Tag Archives: found poem

I Feel it in my Bones, a Found Poem: NPM22 Day 26

Today I went in search of a found poem, a poem where words are borrowed and arranged to create something new, something fresh, something meaningful out of the words collected from others. I printed the article, The Power of Teaching Poetry: A Conversation Between Renee Watson and Linda Christensen from Rethinking Schools and as I read, I marked words and phrases that spoke to me. Later, I typed those words and phrases into a document and then started arranging, rearranging, repeating, excluding until I came up with a poem that says something that matters to me.

Many thanks to Amy over at Ethical ELA and #verselove for today’s prompt and the inspiration to find my own poem in my own way.

I Have it in my Bones: A Found Poem

Writing is not a competitive sport

Everyone has their own voice, different stories

Who have you touched with your hands?

What are the stories of the scars on your knee?

Our memories, the recipes, a space to enter

I have it in my bones

Poetry can be a container for emotions

We’re angry

We’re sad

We’re confused

All of me was welcome

My joy and my pain

My frustration, my questions

I weave poetry

A raft of poems

Eerie medley, location-notes, love calls

Whistles and grunts

Sounds that all melt into a liquid

I have it in my bones

I’m not perfect

Courage is contagious

Joy is resistance

Play with language

Eyes of poetry

Outrageous verbs

Repetition, listing, repeating

Writing is serious

It kind of explodes

Planting seeds, fanned the flames

Feel free

Wild and risky

Nurtured me

I have it in my bones

Quarantine Walk Found Poem: NPM20 Day 7

After being stranded indoors all day yesterday, I couldn’t wait to head out this morning between the raindrops for a neighborhood walk. As I walked I was thinking about the National Writing Project invitation to create a found poem to share this week. Only minutes into my walk I started to notice words and phrases, I collected them via my phone camera and compiled them into a found poem when I arrived home (only slightly dampened by the next round of showers).

When I showed it to my husband, he immediately asked, “How do you read this?” wondering if there was a right order to follow the words.
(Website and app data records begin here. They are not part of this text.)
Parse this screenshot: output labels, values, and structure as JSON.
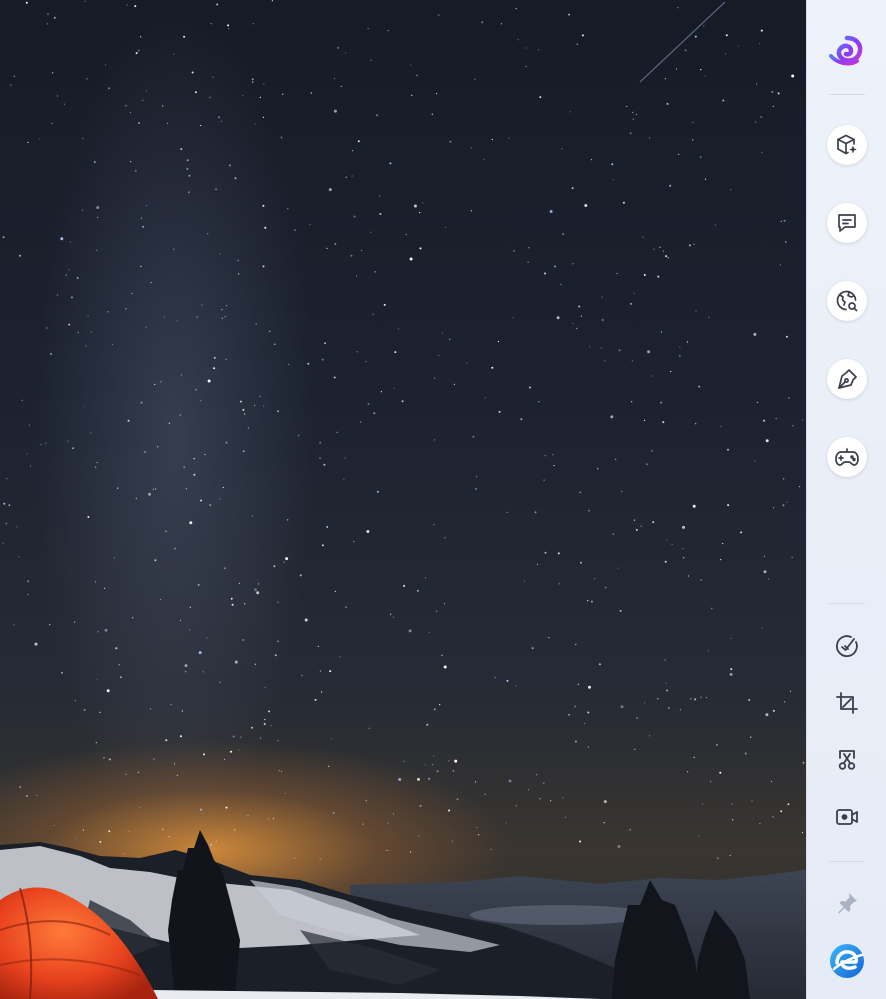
{
  "sidebar": {
    "logo_icon": "swirl-logo-icon",
    "items": [
      {
        "name": "3d-box-sparkle",
        "icon": "cube-sparkle-icon"
      },
      {
        "name": "chat",
        "icon": "chat-bubble-icon"
      },
      {
        "name": "global-search",
        "icon": "globe-search-icon"
      },
      {
        "name": "writing",
        "icon": "pen-nib-icon"
      },
      {
        "name": "game",
        "icon": "gamepad-icon"
      }
    ],
    "tools": [
      {
        "name": "speed-check",
        "icon": "gauge-check-icon"
      },
      {
        "name": "crop",
        "icon": "crop-icon"
      },
      {
        "name": "screenshot-cut",
        "icon": "scissors-screen-icon"
      },
      {
        "name": "screen-record",
        "icon": "video-record-icon"
      }
    ],
    "pin_icon": "pin-icon",
    "browser_icon": "browser-e-icon"
  },
  "colors": {
    "accent": "#7a3cf0",
    "browser_blue": "#1f8fe6",
    "icon_stroke": "#3a3f4b",
    "tent_red": "#e8431e"
  }
}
I ask each reader to find their own path, read your own meaning into this text. And maybe, you’ll also consider creating your own found poem (with photos or not).